Print out the data exactly, keeping every image out of it.

___ Study material

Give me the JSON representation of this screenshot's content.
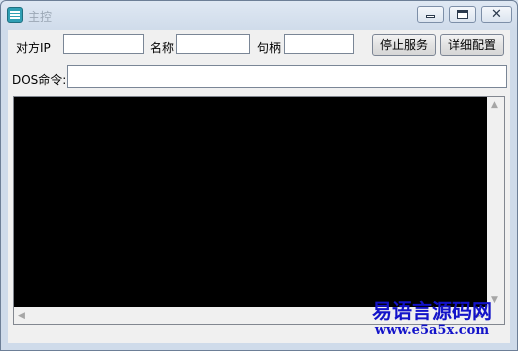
{
  "window": {
    "title": "主控",
    "controls": {
      "minimize": "minimize-icon",
      "maximize": "maximize-icon",
      "close": "close-icon",
      "close_glyph": "✕"
    }
  },
  "toolbar": {
    "ip_label": "对方IP",
    "ip_value": "",
    "name_label": "名称",
    "name_value": "",
    "handle_label": "句柄",
    "handle_value": "",
    "stop_button": "停止服务",
    "config_button": "详细配置"
  },
  "dos": {
    "label": "DOS命令:",
    "value": ""
  },
  "console": {
    "background": "#000000",
    "scroll_up": "▲",
    "scroll_down": "▼",
    "scroll_left": "◀",
    "scroll_right": "▶"
  },
  "watermark": {
    "main": "易语言源码网",
    "url": "www.e5a5x.com"
  }
}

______

Answer for this exercise
Give me the JSON representation of this screenshot's content.
{
  "window": {
    "title": "主控",
    "controls": {
      "minimize": "minimize-icon",
      "maximize": "maximize-icon",
      "close": "close-icon",
      "close_glyph": "✕"
    }
  },
  "toolbar": {
    "ip_label": "对方IP",
    "ip_value": "",
    "name_label": "名称",
    "name_value": "",
    "handle_label": "句柄",
    "handle_value": "",
    "stop_button": "停止服务",
    "config_button": "详细配置"
  },
  "dos": {
    "label": "DOS命令:",
    "value": ""
  },
  "console": {
    "background": "#000000",
    "scroll_up": "▲",
    "scroll_down": "▼",
    "scroll_left": "◀",
    "scroll_right": "▶"
  },
  "watermark": {
    "main": "易语言源码网",
    "url": "www.e5a5x.com"
  }
}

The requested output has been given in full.